Queries: Do people accept mass deaths? Where’s the public anger? Would people be more outraged if a majority of 35,000+ (and possibly up to 60,000+) victims had been children or young adults, rather than aged pensioners? Or were they at the end of their lives anyway? And of no more use? Their deaths matter only to their family and friends. Indeed,some say, their pensions were an onerous burden on society.
6) Business people own the firms.
They say “Customers depend on us. If we don’t meet our committments to them, there’s no money for anybody”.
Comments: Staff are starting to understand the value of their labour as they take on board two points: i) the firm’s right to make money does not supersede their right to life and ii) without staff doing the work, no firm will make any money.
Society is recognizing that under-paid and under-valued occupations like bus, train and lorry drivers,hospital cleaners, delivery men, care home workers, supermarket staff and so forth are essential for the functioning of society. Their value and image are being reassessed by the public – but not salary-wise by the UK government.
The UK economy may not be saved anyway despite, or because of, current steps towards loosening lockdown restrictions. The Covid-19 virus is still spreading among the population and the test, trace and isolate strategy is as yet poorly developed and practically untried .
Until people are convinced they are safe, a lot of them won’t risk visiting shopping centres, using public transport, flying or gathering in large crowds at matches and concerts.
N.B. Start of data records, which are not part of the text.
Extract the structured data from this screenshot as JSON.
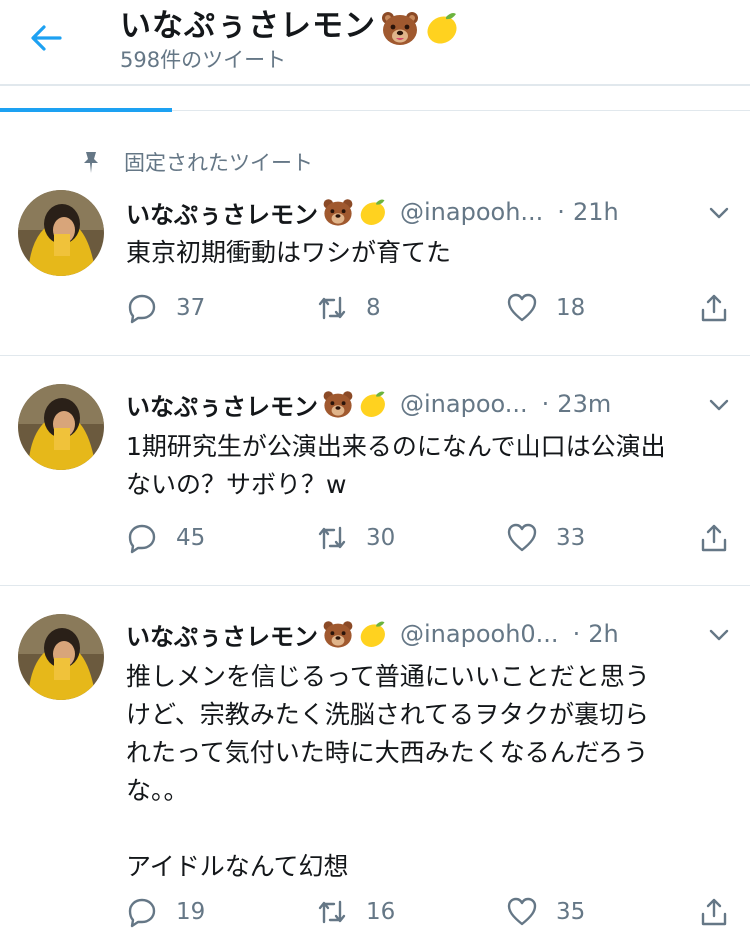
{
  "header": {
    "title": "いなぷぅさレモン",
    "title_emoji": [
      "bear-face-icon",
      "lemon-icon"
    ],
    "tweet_count": "598件のツイート"
  },
  "colors": {
    "accent": "#1da1f2",
    "muted": "#657786",
    "text": "#14171a",
    "divider": "#e1e8ed"
  },
  "pinned": {
    "label": "固定されたツイート"
  },
  "tweets": [
    {
      "name": "いなぷぅさレモン",
      "handle": "@inapooh...",
      "separator": "·",
      "time": "21h",
      "text": "東京初期衝動はワシが育てた",
      "replies": "37",
      "retweets": "8",
      "likes": "18"
    },
    {
      "name": "いなぷぅさレモン",
      "handle": "@inapoo...",
      "separator": "·",
      "time": "23m",
      "text": "1期研究生が公演出来るのになんで山口は公演出\nないの？サボり？w",
      "replies": "45",
      "retweets": "30",
      "likes": "33"
    },
    {
      "name": "いなぷぅさレモン",
      "handle": "@inapooh0...",
      "separator": "·",
      "time": "2h",
      "text": "推しメンを信じるって普通にいいことだと思う\nけど、宗教みたく洗脳されてるヲタクが裏切ら\nれたって気付いた時に大西みたくなるんだろう\nな。。\n\nアイドルなんて幻想",
      "replies": "19",
      "retweets": "16",
      "likes": "35"
    }
  ]
}
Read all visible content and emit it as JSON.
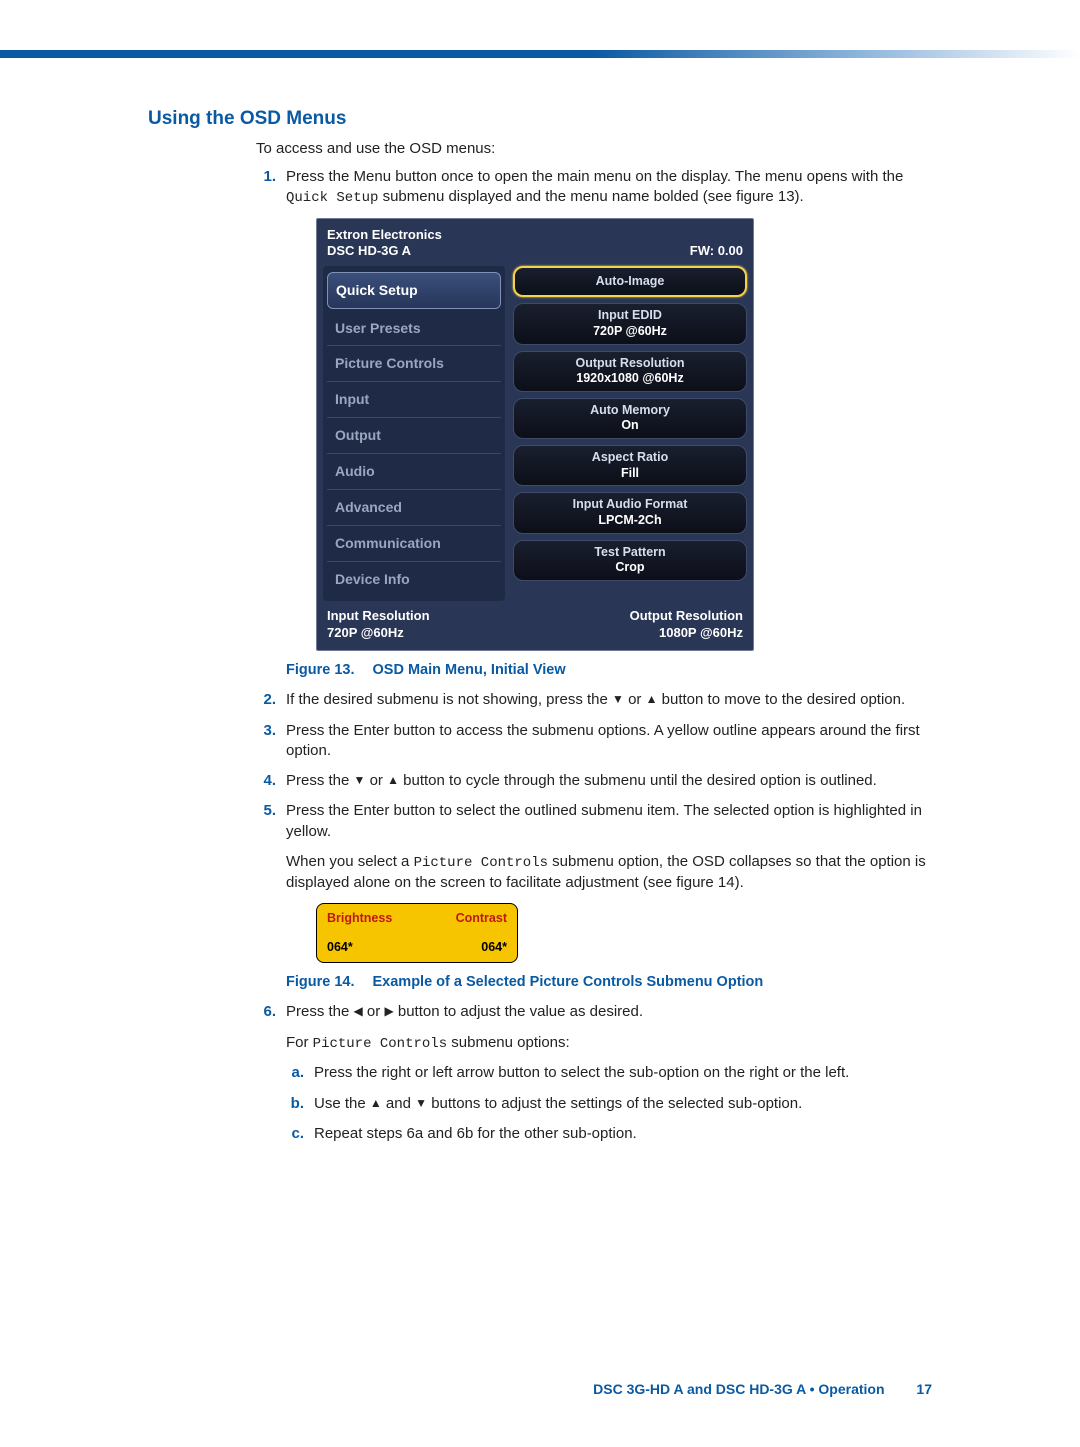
{
  "heading": "Using the OSD Menus",
  "intro": "To access and use the OSD menus:",
  "steps": {
    "s1a": "Press the Menu button once to open the main menu on the display. The menu opens with the ",
    "s1mono": "Quick Setup",
    "s1b": " submenu displayed and the menu name bolded (see figure 13).",
    "s2a": "If the desired submenu is not showing, press the ",
    "s2b": " or ",
    "s2c": " button to move to the desired option.",
    "s3": "Press the Enter button to access the submenu options. A yellow outline appears around the first option.",
    "s4a": "Press the ",
    "s4b": " or ",
    "s4c": " button to cycle through the submenu until the desired option is outlined.",
    "s5": "Press the Enter button to select the outlined submenu item. The selected option is highlighted in yellow.",
    "s5pa": "When you select a ",
    "s5mono": "Picture Controls",
    "s5pb": " submenu option, the OSD collapses so that the option is displayed alone on the screen to facilitate adjustment (see figure 14).",
    "s6a": "Press the ",
    "s6b": " or ",
    "s6c": " button to adjust the value as desired.",
    "s6pa": "For ",
    "s6mono": "Picture Controls",
    "s6pb": " submenu options:",
    "a": "Press the right or left arrow button to select the sub-option on the right or the left.",
    "bA": "Use the ",
    "bB": " and ",
    "bC": " buttons to adjust the settings of the selected sub-option.",
    "c": "Repeat steps 6a and 6b for the other sub-option."
  },
  "glyphs": {
    "up": "▲",
    "down": "▼",
    "left": "◀",
    "right": "▶"
  },
  "fig13": {
    "num": "Figure 13.",
    "title": "OSD Main Menu, Initial View"
  },
  "fig14": {
    "num": "Figure 14.",
    "title": "Example of a Selected Picture Controls Submenu Option"
  },
  "osd": {
    "brand1": "Extron Electronics",
    "brand2": "DSC HD-3G A",
    "fw": "FW: 0.00",
    "menu": [
      "Quick Setup",
      "User Presets",
      "Picture Controls",
      "Input",
      "Output",
      "Audio",
      "Advanced",
      "Communication",
      "Device Info"
    ],
    "pills": [
      {
        "t": "Auto-Image",
        "v": ""
      },
      {
        "t": "Input EDID",
        "v": "720P @60Hz"
      },
      {
        "t": "Output Resolution",
        "v": "1920x1080 @60Hz"
      },
      {
        "t": "Auto Memory",
        "v": "On"
      },
      {
        "t": "Aspect Ratio",
        "v": "Fill"
      },
      {
        "t": "Input Audio Format",
        "v": "LPCM-2Ch"
      },
      {
        "t": "Test Pattern",
        "v": "Crop"
      }
    ],
    "footL1": "Input Resolution",
    "footL2": "720P @60Hz",
    "footR1": "Output Resolution",
    "footR2": "1080P @60Hz"
  },
  "pc": {
    "l1": "Brightness",
    "r1": "Contrast",
    "l2": "064*",
    "r2": "064*"
  },
  "footer": {
    "text": "DSC 3G-HD A and DSC HD-3G A • Operation",
    "page": "17"
  }
}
If they decide the risk of infection is too high, many non-essential businesses like shops, cafès, nail and eyebrow bars and various other services won’t see enough customers to offset the costs of opening and setting up anti-Covid-19 protection systems. Owners will lose less by staying shut, particularly if they operate on thin profit margins at the best of times.
Finally, loosening lockdown restrictions before the epidemic is under control, as the UK government appears to be doing, could well lead to a second wave of Covid-19 infections. When a lot of workers are sick in this second wave, manufacturers and service industries will close because they cannot operate without labour.